August 2010 President’s Report

By Ira Pollack


            In this month’s report I will update you on some of the things going on. There is a lot happening so maybe I will just list them for you.

1) Turntable – Welding and painting on the operator’s house has been completed. A new diamond-plate floor has also been fabricated and installed. I have recently been in contact and invited representatives of the State Historical and Preservation Office to assess the progress of our stabilization of the turntable. Their visit to the Museum was apparently a very pleasant surprise. I do not think they expected to see the extent of our operation and facility, and were very excited by it. We will expand our relationship by updating them periodically on the progress of the turntable. I am hoping to tap into a higher level of expertise and knowledge to guide and help us in this grand project.

2) Yard – As you may know I am trying to expand the time limit on the lease of the yard and possibly extend our operations just beyond our east gate. This has been an arduous task, but we are slowly making progress in our negotiations with CDOT. This has entailed looking ahead to our future, trying to plan out an upgrade of our trackage, and make the whole yard operable at a minimal Class I FRA standard. I have presented both CDOT and the DRM Board of Directors with a ten-year plan for this restoration. Some of this work can be done by our volunteers, but unfortunately the majority is out of our mechanical and budgetary means. We will be having an inspection shortly by CDOT and Metro-North officials to assess the conditions of our trackage and to recommend a more detailed plan for this goal.

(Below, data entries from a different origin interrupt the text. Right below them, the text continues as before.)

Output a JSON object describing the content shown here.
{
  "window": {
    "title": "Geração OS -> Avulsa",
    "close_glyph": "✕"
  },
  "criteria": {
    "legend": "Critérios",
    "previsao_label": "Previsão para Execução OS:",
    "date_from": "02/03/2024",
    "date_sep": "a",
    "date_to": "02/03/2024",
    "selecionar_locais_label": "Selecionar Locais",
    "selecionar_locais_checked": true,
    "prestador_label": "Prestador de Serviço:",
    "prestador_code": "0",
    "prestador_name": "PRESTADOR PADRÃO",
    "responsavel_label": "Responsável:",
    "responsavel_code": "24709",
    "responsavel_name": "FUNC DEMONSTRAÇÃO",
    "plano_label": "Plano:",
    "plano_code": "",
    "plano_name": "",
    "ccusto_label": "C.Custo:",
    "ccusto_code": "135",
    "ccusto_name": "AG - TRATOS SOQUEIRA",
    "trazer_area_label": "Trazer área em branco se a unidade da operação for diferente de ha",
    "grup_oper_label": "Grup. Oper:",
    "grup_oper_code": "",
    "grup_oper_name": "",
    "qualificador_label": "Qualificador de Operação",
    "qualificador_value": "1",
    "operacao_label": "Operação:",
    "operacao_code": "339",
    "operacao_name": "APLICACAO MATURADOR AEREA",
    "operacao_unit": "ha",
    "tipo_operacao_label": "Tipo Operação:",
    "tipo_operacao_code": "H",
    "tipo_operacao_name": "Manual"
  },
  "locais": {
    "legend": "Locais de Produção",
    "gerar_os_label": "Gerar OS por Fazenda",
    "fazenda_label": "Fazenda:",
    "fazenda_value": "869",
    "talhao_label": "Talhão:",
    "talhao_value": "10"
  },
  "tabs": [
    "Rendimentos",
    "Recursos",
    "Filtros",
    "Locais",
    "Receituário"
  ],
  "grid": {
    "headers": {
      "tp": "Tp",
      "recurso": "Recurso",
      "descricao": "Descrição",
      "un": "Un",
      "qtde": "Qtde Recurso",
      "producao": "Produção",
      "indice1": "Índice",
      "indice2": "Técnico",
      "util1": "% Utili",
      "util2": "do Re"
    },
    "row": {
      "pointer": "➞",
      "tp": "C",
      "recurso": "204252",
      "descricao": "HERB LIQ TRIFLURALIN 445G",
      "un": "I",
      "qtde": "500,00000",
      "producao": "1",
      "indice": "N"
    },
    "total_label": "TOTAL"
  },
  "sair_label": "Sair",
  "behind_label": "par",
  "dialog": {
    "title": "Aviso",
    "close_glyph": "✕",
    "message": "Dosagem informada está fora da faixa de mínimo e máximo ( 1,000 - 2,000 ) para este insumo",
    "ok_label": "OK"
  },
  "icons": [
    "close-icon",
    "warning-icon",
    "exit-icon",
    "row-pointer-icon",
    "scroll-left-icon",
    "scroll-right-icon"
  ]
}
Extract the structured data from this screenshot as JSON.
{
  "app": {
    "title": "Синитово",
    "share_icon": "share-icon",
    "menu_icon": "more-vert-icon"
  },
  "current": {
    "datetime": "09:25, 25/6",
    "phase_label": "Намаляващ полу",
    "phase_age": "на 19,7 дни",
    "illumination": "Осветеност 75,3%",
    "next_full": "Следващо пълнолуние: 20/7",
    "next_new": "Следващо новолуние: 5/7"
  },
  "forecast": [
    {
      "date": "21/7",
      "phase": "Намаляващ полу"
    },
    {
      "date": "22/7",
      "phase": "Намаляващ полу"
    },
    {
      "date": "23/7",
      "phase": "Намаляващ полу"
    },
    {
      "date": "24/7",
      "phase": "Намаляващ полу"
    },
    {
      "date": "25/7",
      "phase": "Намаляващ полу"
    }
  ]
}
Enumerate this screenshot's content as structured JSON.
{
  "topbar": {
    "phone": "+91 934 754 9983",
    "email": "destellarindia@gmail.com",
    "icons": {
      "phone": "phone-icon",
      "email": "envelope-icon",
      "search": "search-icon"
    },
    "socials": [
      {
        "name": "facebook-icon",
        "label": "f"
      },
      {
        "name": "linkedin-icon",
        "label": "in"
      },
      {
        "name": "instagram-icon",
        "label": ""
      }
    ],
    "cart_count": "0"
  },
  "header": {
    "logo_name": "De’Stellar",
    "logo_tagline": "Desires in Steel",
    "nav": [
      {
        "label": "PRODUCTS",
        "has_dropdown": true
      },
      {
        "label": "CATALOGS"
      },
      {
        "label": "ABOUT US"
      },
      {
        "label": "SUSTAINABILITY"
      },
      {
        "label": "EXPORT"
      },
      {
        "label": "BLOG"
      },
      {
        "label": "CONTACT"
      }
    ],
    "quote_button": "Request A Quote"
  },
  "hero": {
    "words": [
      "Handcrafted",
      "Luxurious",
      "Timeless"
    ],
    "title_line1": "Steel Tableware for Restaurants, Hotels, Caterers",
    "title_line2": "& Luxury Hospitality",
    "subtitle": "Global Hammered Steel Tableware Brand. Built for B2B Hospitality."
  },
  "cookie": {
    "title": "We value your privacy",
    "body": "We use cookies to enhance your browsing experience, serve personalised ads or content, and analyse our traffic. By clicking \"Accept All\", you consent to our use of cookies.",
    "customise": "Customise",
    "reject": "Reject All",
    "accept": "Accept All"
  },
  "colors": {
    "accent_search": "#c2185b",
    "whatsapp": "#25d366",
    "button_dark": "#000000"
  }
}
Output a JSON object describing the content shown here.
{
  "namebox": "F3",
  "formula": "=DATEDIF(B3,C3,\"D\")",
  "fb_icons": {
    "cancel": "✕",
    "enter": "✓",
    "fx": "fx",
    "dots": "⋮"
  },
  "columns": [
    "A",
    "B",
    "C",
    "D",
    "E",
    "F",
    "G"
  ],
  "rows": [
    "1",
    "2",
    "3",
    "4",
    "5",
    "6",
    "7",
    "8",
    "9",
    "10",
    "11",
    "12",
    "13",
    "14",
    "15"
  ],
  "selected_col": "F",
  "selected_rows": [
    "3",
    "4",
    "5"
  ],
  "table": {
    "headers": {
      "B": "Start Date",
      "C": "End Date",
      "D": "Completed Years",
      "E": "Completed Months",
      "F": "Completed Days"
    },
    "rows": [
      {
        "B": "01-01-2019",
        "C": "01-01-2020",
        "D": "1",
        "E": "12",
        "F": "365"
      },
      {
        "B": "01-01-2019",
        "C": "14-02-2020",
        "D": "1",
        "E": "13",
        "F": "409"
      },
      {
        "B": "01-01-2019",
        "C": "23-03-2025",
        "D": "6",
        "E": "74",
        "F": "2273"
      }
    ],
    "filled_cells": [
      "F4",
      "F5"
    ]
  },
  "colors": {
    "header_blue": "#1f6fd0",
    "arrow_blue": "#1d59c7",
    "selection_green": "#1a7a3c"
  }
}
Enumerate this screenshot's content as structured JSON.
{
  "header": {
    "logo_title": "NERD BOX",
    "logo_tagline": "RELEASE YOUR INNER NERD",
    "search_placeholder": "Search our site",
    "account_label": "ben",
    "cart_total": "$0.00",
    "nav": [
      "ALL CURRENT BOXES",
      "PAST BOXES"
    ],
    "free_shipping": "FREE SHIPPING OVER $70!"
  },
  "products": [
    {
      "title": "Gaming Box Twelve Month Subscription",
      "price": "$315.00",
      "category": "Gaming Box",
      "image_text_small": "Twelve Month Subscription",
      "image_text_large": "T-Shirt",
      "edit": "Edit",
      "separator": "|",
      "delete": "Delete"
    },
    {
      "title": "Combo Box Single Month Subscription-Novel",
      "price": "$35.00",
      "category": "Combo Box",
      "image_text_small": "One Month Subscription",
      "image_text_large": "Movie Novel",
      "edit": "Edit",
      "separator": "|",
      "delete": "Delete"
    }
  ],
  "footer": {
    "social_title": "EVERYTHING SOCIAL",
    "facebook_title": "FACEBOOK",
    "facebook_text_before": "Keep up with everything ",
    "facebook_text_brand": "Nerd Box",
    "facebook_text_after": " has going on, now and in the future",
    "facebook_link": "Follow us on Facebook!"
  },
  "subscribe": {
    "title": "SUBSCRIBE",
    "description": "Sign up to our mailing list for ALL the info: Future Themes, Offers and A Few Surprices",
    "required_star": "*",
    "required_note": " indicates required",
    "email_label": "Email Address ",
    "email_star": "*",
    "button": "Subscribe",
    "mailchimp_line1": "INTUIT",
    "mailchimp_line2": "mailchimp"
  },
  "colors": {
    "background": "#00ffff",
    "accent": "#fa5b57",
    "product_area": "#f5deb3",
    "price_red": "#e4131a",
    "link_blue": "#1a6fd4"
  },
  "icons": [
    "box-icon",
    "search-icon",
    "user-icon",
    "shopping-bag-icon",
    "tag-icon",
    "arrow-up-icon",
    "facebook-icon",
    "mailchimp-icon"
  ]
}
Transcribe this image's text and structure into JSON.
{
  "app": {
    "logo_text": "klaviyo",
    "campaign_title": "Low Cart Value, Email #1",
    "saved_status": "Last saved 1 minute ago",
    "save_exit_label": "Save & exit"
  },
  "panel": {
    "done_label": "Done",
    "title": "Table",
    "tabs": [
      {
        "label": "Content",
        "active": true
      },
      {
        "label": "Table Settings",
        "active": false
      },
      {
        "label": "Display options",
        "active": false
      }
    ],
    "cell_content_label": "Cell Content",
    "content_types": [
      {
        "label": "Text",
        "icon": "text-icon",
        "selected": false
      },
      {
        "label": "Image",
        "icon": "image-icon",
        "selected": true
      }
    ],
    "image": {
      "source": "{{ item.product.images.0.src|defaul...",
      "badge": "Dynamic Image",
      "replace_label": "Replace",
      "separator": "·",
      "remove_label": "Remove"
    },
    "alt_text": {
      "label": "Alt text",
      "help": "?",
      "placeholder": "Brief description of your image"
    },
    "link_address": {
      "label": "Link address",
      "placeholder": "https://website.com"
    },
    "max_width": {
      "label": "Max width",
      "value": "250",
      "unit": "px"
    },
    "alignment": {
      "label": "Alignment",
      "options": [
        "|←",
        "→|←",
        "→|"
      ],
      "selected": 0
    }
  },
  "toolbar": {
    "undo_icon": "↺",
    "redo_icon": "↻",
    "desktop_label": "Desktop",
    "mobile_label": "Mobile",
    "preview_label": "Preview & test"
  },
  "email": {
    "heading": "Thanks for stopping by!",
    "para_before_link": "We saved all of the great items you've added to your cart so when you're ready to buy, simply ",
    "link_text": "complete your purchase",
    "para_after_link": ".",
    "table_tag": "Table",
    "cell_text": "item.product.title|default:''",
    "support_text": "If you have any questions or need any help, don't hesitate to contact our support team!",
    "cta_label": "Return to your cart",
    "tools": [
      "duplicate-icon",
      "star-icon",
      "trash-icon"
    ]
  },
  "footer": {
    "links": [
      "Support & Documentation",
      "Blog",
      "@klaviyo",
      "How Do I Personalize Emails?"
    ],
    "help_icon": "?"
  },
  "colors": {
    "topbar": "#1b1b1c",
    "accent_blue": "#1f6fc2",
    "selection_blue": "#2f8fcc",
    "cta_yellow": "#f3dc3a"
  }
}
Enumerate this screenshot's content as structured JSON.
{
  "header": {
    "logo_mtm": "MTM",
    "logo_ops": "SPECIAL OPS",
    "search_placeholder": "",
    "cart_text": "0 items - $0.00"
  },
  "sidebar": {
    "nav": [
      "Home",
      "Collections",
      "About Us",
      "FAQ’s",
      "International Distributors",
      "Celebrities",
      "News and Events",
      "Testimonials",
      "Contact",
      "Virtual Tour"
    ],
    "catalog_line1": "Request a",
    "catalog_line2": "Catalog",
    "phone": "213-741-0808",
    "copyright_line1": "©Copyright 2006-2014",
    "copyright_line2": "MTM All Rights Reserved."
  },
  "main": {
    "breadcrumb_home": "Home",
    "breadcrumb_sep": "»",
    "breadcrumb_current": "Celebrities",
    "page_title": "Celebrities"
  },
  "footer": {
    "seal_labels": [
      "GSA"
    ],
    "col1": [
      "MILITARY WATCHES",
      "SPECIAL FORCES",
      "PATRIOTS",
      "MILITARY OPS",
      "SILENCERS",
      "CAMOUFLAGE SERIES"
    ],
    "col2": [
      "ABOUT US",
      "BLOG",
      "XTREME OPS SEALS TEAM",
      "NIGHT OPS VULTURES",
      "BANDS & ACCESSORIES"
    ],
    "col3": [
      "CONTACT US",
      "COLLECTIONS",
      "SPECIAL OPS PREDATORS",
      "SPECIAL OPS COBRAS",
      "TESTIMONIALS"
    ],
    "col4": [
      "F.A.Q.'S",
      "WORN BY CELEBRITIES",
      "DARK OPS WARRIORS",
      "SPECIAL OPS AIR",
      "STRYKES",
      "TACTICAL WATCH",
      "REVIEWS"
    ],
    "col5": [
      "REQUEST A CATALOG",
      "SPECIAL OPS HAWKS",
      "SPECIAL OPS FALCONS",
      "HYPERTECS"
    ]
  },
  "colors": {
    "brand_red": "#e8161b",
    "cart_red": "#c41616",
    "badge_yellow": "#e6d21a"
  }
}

3) Albany Electrics – I have not spoken much about this project over this past year, but I can tell you it is still moving forward. There has been a lot of behind the scene negotiating between PS&G, CSX, RJ Korman, and our benefactors to make this a success. As it stands now, CSX will be moving the electrics by way of heavy duty center-depressed flatcars. What actually remains is finding a suitable area to load them. I have remained somewhat quiet about this project because the circumstances and logistics have changed numerous times, and I do not want rumors starting. When it happens, it will happen, and if not, I know that the people involved in the preservation have done everything in their power to make it work. I also have a lot of respect for these people for their knowledge and expertise, plus their drive to succeed with this project.

            In closing my report this month, I will go back to the turntable. We have worked together as a team to get to where we are now with this project. We have had a very wide range of volunteers working on this as one goal. I am very proud of what we have done to date and hope we can continue the momentum of this project. I would love to be able to work this way through all of our many projects at the Museum – working together toward one goal.